» **Data to examine**
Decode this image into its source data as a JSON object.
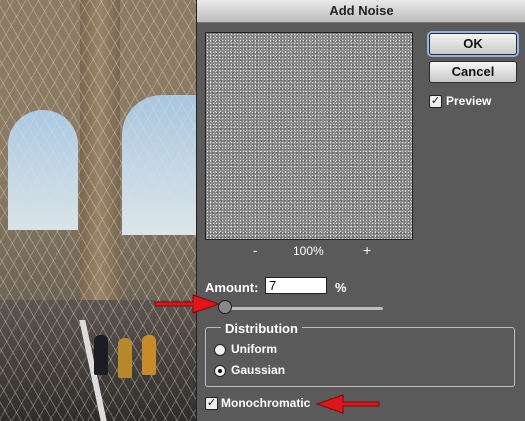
{
  "dialog": {
    "title": "Add Noise",
    "preview_zoom": "100%",
    "zoom_minus": "-",
    "zoom_plus": "+",
    "ok_label": "OK",
    "cancel_label": "Cancel",
    "preview_label": "Preview",
    "preview_checked": true,
    "amount_label": "Amount:",
    "amount_value": "7",
    "amount_unit": "%",
    "amount_slider_fraction": 0.07,
    "distribution": {
      "title": "Distribution",
      "options": [
        "Uniform",
        "Gaussian"
      ],
      "selected": "Gaussian"
    },
    "monochromatic_label": "Monochromatic",
    "monochromatic_checked": true
  },
  "colors": {
    "dialog_bg": "#5a5a5a",
    "annotation_arrow": "#e0141b",
    "ok_focus_ring": "#8fb6e6"
  },
  "icons": {
    "arrow_amount": "red-arrow-icon",
    "arrow_monochromatic": "red-arrow-icon"
  }
}
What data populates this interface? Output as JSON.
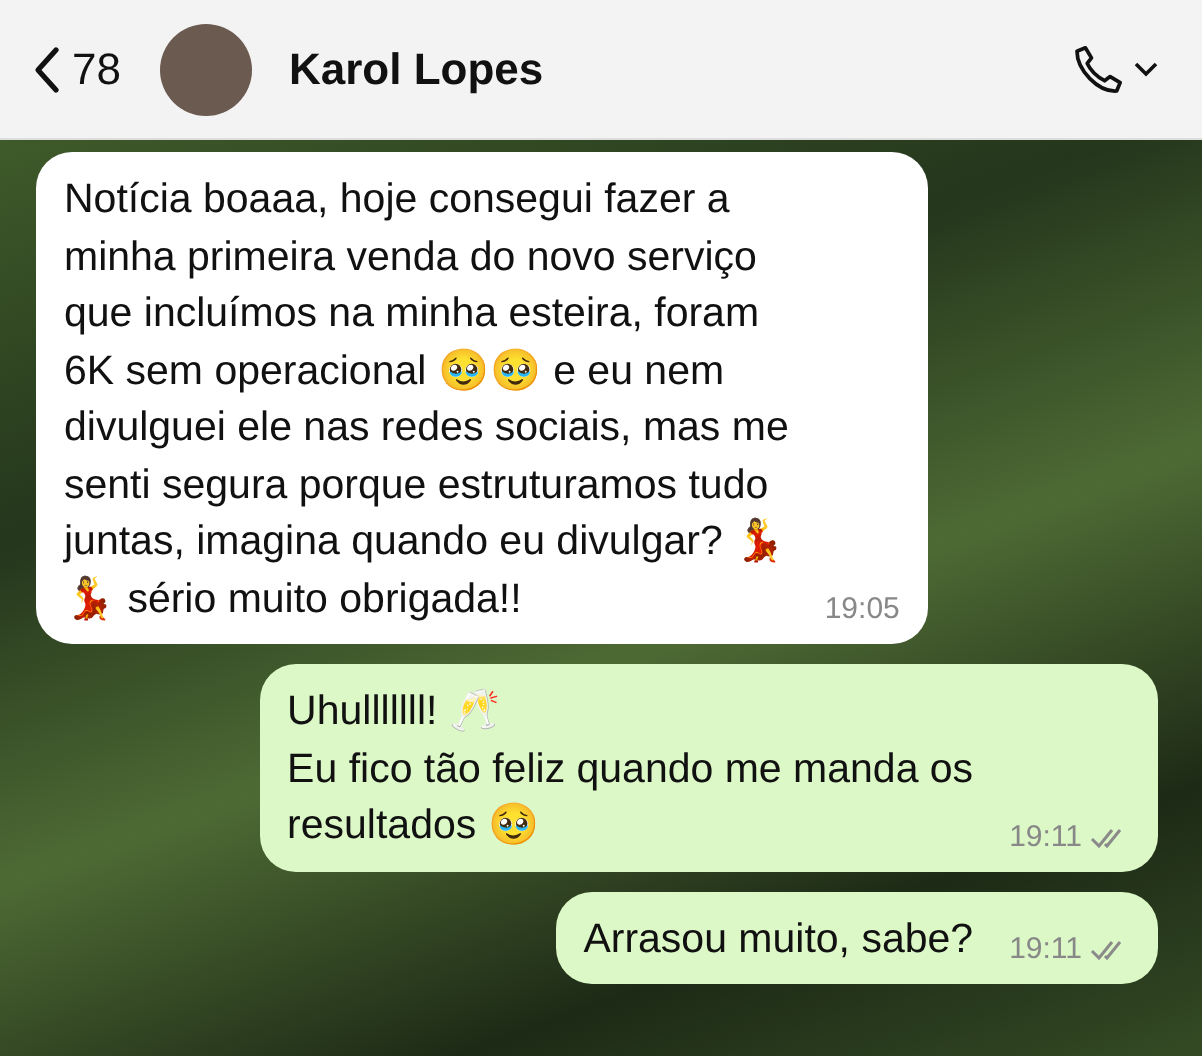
{
  "header": {
    "back_count": "78",
    "contact_name": "Karol Lopes"
  },
  "messages": [
    {
      "kind": "incoming",
      "text": "Notícia boaaa, hoje consegui fazer a\nminha primeira venda do novo serviço\nque incluímos na minha esteira, foram\n6K sem operacional 🥹🥹 e eu nem\ndivulguei ele nas redes sociais, mas me\nsenti segura porque estruturamos tudo\njuntas, imagina quando eu divulgar? 💃\n💃 sério muito obrigada!!",
      "time": "19:05",
      "read": false
    },
    {
      "kind": "outgoing",
      "text": "Uhulllllll! 🥂\nEu fico tão feliz quando me manda os\nresultados 🥹",
      "time": "19:11",
      "read": true
    },
    {
      "kind": "outgoing",
      "text": "Arrasou muito, sabe?",
      "time": "19:11",
      "read": true
    }
  ]
}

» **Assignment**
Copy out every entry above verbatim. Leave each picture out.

» **Task result**
Decode this image into its source data as a JSON object.
{
  "dialog": {
    "title": "Add Noise",
    "preview_zoom": "100%",
    "zoom_minus": "-",
    "zoom_plus": "+",
    "ok_label": "OK",
    "cancel_label": "Cancel",
    "preview_label": "Preview",
    "preview_checked": true,
    "amount_label": "Amount:",
    "amount_value": "7",
    "amount_unit": "%",
    "amount_slider_fraction": 0.07,
    "distribution": {
      "title": "Distribution",
      "options": [
        "Uniform",
        "Gaussian"
      ],
      "selected": "Gaussian"
    },
    "monochromatic_label": "Monochromatic",
    "monochromatic_checked": true
  },
  "colors": {
    "dialog_bg": "#5a5a5a",
    "annotation_arrow": "#e0141b",
    "ok_focus_ring": "#8fb6e6"
  },
  "icons": {
    "arrow_amount": "red-arrow-icon",
    "arrow_monochromatic": "red-arrow-icon"
  }
}
What data populates this interface? Output as JSON.
{
  "header": {
    "back_count": "78",
    "contact_name": "Karol Lopes"
  },
  "messages": [
    {
      "kind": "incoming",
      "text": "Notícia boaaa, hoje consegui fazer a\nminha primeira venda do novo serviço\nque incluímos na minha esteira, foram\n6K sem operacional 🥹🥹 e eu nem\ndivulguei ele nas redes sociais, mas me\nsenti segura porque estruturamos tudo\njuntas, imagina quando eu divulgar? 💃\n💃 sério muito obrigada!!",
      "time": "19:05",
      "read": false
    },
    {
      "kind": "outgoing",
      "text": "Uhulllllll! 🥂\nEu fico tão feliz quando me manda os\nresultados 🥹",
      "time": "19:11",
      "read": true
    },
    {
      "kind": "outgoing",
      "text": "Arrasou muito, sabe?",
      "time": "19:11",
      "read": true
    }
  ]
}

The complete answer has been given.